• **Goal of the exercise**
Copies of all lines containing the string "MORE" are needed from the data below.

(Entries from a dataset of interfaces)
^^^^^^^^^^^^^^^^
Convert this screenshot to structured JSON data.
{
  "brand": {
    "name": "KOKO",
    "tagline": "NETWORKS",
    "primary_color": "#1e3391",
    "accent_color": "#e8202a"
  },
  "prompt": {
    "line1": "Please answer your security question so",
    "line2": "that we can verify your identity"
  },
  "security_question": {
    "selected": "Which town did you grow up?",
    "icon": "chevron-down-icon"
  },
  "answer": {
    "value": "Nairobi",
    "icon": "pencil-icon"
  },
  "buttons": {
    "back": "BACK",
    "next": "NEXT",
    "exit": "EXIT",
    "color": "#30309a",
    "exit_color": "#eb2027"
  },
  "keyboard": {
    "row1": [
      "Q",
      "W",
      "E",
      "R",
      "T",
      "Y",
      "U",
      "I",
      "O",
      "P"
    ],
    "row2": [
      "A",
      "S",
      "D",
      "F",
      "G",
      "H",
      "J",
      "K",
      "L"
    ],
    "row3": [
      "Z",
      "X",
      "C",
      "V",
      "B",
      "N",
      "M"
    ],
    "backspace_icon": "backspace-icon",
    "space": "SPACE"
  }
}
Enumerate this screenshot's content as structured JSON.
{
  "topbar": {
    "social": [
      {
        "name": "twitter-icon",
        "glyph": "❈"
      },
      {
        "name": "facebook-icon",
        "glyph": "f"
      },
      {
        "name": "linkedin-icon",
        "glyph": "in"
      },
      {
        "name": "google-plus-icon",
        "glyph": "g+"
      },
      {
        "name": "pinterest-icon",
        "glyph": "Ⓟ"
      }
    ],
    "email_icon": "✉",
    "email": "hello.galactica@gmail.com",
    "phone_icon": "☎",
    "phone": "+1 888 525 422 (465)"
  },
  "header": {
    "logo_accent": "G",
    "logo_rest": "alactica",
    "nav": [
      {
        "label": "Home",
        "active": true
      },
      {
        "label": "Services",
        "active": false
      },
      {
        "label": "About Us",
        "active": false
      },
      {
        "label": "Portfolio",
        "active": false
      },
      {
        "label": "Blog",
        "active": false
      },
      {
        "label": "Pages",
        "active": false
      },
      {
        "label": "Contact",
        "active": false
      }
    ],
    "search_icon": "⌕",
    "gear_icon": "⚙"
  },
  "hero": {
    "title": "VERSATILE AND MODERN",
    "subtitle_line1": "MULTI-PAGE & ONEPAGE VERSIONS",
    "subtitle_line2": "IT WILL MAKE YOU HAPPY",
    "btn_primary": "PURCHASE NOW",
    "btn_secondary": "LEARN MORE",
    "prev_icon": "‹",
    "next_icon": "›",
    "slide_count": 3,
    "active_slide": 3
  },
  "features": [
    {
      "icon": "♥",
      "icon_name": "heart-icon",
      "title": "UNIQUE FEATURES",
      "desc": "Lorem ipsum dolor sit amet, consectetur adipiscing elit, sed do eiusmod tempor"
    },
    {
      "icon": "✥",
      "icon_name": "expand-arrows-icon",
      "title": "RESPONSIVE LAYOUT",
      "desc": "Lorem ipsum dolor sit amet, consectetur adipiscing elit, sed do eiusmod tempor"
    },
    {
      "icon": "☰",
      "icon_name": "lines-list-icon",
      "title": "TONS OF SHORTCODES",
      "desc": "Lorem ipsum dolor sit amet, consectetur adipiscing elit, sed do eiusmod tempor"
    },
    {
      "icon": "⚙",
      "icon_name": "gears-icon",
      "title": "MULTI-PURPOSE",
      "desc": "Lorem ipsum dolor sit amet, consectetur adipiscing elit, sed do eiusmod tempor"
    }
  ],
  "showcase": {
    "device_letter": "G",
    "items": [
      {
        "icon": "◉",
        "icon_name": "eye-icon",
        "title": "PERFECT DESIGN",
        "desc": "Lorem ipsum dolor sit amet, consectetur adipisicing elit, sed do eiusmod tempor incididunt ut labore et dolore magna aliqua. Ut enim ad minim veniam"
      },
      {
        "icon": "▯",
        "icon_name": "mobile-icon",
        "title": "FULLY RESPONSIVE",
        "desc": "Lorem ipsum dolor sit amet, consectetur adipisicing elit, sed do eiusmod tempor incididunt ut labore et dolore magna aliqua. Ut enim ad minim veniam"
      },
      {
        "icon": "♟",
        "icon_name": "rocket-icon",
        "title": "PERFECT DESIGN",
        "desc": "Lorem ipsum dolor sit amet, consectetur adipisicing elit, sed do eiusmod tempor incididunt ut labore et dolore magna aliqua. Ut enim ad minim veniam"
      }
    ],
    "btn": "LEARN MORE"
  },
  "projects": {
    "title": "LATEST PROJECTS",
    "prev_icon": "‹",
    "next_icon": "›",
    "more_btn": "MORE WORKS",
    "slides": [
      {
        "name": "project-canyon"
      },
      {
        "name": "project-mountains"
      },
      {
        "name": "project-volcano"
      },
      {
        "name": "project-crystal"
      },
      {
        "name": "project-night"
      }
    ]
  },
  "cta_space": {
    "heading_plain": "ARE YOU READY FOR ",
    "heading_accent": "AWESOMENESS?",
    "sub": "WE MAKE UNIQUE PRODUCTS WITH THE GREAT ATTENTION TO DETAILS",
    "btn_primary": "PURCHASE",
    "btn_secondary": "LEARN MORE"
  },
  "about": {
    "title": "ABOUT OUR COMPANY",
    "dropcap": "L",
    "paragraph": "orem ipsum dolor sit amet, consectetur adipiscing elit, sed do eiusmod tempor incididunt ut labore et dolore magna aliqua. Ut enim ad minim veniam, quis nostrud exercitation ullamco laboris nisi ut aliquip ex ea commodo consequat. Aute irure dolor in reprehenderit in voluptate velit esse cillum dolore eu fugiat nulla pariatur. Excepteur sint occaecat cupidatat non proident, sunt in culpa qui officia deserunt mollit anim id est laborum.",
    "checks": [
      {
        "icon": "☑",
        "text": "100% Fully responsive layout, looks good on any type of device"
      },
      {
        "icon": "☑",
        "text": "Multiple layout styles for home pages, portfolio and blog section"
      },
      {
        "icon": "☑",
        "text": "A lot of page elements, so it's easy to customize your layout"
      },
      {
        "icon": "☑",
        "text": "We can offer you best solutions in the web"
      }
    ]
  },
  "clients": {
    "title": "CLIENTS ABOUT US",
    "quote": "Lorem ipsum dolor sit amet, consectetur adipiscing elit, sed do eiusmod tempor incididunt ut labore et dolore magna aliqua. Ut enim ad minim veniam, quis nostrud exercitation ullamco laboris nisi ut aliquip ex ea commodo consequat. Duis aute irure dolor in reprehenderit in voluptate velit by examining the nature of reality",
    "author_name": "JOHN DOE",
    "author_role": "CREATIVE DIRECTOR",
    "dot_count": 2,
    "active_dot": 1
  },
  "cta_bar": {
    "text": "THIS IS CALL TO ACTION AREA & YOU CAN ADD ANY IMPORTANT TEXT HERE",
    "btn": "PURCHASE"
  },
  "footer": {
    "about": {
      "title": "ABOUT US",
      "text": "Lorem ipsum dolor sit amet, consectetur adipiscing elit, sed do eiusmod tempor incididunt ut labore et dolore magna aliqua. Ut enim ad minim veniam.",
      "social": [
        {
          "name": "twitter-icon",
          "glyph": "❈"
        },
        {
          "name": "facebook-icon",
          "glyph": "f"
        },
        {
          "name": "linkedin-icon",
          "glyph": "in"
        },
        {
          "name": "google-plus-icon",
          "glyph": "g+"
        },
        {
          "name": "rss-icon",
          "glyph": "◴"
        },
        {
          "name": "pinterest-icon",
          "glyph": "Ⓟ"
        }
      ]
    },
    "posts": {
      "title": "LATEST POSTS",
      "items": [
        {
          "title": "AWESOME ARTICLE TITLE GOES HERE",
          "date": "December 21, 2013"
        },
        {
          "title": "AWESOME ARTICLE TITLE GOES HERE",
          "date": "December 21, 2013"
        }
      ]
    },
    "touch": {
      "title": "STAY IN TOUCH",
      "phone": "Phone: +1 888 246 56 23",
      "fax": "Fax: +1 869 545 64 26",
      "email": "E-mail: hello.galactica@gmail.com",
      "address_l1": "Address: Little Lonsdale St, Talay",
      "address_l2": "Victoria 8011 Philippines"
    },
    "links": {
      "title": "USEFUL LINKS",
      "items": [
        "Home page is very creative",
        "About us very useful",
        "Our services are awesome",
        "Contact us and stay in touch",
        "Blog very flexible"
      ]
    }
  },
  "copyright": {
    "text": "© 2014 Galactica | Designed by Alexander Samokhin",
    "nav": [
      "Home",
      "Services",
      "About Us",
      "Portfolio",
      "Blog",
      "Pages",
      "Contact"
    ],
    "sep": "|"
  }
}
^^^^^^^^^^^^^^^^
• **Finished task**
    "btn_secondary": "LEARN MORE",
    "btn": "LEARN MORE"
    "more_btn": "MORE WORKS",
    "btn_secondary": "LEARN MORE"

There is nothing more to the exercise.